* [TASK DETAILS]:
As the answer, give a copy of each line below that includes the word "list".

* [GIVEN DATA]:
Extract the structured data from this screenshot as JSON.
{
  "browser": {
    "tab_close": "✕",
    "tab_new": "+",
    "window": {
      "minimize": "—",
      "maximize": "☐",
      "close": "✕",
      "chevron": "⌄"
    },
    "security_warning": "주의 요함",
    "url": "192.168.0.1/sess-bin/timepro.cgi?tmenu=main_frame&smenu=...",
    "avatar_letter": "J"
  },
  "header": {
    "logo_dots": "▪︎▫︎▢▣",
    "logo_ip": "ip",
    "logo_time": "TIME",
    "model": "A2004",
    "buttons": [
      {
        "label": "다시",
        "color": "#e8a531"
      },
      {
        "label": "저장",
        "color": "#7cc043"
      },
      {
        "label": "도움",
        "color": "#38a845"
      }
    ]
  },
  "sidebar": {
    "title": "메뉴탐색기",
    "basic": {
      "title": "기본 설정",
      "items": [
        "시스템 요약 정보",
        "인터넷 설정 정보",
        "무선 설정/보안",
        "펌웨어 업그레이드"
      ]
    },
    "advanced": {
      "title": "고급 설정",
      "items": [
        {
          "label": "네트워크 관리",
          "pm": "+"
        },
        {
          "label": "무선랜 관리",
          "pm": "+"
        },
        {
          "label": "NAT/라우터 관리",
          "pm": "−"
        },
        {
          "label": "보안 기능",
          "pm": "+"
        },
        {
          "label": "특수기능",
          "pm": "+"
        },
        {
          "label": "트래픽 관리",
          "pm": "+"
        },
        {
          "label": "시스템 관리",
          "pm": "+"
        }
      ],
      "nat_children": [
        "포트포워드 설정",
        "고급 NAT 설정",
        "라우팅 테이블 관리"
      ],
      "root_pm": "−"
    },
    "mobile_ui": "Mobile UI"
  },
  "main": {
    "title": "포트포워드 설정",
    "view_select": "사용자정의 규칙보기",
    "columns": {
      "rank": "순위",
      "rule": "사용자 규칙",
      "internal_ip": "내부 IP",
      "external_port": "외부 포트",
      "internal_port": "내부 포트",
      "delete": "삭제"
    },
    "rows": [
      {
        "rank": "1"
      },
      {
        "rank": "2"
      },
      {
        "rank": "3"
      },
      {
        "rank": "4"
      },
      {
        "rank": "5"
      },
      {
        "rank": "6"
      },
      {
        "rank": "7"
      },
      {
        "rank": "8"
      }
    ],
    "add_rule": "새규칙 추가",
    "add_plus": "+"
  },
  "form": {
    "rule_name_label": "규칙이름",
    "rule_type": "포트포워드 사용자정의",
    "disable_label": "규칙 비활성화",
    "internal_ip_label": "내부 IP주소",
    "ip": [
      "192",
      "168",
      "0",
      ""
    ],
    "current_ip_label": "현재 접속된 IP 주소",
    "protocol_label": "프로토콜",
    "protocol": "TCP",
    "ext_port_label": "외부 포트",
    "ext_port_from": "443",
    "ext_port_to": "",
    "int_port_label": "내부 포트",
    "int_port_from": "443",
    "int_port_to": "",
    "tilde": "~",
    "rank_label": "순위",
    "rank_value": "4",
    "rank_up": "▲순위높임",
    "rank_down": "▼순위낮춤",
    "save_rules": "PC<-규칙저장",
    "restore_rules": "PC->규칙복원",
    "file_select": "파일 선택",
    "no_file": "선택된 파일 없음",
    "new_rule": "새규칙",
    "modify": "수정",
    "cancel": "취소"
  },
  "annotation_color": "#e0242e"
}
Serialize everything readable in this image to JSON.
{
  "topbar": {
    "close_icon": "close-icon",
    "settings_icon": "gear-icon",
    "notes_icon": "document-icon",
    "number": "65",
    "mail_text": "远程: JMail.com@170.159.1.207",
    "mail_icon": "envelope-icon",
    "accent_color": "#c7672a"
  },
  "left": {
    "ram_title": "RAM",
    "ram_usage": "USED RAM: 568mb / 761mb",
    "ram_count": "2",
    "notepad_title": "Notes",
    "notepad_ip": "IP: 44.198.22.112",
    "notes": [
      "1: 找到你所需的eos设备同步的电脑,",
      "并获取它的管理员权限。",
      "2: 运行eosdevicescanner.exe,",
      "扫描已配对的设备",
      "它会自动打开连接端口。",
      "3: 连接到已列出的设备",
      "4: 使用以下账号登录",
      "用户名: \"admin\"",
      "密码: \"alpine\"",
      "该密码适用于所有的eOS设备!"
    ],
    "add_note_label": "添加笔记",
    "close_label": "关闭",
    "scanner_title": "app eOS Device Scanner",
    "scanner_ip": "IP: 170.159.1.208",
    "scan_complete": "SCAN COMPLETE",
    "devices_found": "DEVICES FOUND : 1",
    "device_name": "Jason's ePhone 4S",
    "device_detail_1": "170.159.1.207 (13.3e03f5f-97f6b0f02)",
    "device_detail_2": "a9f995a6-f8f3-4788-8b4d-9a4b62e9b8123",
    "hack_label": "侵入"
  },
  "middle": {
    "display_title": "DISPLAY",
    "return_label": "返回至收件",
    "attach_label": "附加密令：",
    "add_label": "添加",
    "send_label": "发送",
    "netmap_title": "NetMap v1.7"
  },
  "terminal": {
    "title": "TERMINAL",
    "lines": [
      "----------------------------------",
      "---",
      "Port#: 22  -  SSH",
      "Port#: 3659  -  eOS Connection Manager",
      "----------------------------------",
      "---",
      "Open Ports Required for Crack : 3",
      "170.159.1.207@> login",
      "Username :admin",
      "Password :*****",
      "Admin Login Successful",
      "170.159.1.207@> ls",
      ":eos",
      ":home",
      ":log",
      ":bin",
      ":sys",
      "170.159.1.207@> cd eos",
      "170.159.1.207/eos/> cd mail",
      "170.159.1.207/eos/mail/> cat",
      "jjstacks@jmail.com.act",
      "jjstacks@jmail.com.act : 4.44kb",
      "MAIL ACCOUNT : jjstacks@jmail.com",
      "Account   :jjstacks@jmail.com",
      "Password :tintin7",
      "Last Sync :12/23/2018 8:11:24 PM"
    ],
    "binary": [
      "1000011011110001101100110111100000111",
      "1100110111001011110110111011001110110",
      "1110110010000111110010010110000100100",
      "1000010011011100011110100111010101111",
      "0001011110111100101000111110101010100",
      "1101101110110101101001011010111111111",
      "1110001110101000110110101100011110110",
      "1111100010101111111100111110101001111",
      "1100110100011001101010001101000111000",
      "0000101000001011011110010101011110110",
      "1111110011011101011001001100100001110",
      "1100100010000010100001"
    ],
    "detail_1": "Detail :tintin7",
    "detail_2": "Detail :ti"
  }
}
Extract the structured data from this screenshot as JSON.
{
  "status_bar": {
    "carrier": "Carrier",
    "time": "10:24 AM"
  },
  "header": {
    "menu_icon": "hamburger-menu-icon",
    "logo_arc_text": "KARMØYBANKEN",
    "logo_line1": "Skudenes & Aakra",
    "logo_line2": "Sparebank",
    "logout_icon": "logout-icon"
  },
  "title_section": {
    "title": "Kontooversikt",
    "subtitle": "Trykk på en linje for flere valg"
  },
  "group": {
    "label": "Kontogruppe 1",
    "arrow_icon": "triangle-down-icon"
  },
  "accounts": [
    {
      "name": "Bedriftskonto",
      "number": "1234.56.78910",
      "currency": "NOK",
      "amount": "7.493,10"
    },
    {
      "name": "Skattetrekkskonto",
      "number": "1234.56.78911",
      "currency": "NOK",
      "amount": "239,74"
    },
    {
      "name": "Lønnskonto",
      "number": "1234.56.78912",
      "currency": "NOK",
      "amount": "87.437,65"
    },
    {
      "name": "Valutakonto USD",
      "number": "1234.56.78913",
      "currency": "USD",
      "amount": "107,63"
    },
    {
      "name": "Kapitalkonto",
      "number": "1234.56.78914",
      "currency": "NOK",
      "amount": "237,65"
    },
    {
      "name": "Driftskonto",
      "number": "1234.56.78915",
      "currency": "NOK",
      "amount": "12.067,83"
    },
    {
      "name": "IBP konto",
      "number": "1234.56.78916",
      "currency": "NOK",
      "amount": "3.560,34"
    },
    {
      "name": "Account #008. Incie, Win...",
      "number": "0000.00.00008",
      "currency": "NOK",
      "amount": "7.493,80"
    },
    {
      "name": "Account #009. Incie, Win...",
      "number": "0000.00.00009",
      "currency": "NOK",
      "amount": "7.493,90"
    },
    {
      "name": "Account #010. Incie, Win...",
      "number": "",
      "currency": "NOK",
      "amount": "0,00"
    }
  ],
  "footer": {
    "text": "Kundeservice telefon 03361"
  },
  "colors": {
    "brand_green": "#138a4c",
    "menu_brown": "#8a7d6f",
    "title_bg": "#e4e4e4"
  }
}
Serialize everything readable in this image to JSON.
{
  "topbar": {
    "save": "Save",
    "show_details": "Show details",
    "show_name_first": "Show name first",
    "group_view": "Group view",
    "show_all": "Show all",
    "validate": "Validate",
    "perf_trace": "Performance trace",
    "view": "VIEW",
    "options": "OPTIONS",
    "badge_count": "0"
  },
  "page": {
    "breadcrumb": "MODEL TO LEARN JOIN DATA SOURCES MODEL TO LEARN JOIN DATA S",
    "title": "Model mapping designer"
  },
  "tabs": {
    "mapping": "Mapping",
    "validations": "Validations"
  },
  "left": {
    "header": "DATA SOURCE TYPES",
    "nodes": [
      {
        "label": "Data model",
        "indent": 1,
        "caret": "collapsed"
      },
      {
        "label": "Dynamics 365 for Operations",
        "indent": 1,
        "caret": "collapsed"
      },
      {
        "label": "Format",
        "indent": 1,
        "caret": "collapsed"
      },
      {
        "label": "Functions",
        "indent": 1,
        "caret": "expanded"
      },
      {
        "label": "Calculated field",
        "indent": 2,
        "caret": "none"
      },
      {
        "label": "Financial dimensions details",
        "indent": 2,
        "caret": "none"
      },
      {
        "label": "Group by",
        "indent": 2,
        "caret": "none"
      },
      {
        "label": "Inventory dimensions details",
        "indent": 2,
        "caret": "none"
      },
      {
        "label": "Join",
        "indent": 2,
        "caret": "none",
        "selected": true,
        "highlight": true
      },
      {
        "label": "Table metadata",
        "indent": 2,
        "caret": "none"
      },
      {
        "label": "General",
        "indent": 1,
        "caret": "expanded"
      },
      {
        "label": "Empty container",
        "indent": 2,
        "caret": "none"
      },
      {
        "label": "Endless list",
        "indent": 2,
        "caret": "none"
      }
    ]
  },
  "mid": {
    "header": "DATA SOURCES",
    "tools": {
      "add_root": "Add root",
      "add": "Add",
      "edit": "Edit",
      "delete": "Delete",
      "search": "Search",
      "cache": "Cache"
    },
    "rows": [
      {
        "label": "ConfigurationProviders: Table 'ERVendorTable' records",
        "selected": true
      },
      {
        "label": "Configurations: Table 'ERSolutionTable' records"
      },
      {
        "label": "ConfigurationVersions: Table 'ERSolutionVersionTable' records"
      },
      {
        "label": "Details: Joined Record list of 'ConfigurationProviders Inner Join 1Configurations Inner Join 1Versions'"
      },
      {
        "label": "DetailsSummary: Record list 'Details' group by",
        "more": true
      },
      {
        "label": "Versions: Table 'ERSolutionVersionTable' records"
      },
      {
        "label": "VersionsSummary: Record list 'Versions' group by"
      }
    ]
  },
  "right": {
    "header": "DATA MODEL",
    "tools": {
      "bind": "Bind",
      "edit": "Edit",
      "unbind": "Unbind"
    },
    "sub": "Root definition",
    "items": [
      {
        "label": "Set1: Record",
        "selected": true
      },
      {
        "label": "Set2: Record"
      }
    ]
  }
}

* [RESPONSE TO THIS TASK]:
        "label": "Endless list",
        "label": "Details: Joined Record list of 'ConfigurationProviders Inner Join 1Configurations Inner Join 1Versions'"
        "label": "DetailsSummary: Record list 'Details' group by",
        "label": "VersionsSummary: Record list 'Versions' group by"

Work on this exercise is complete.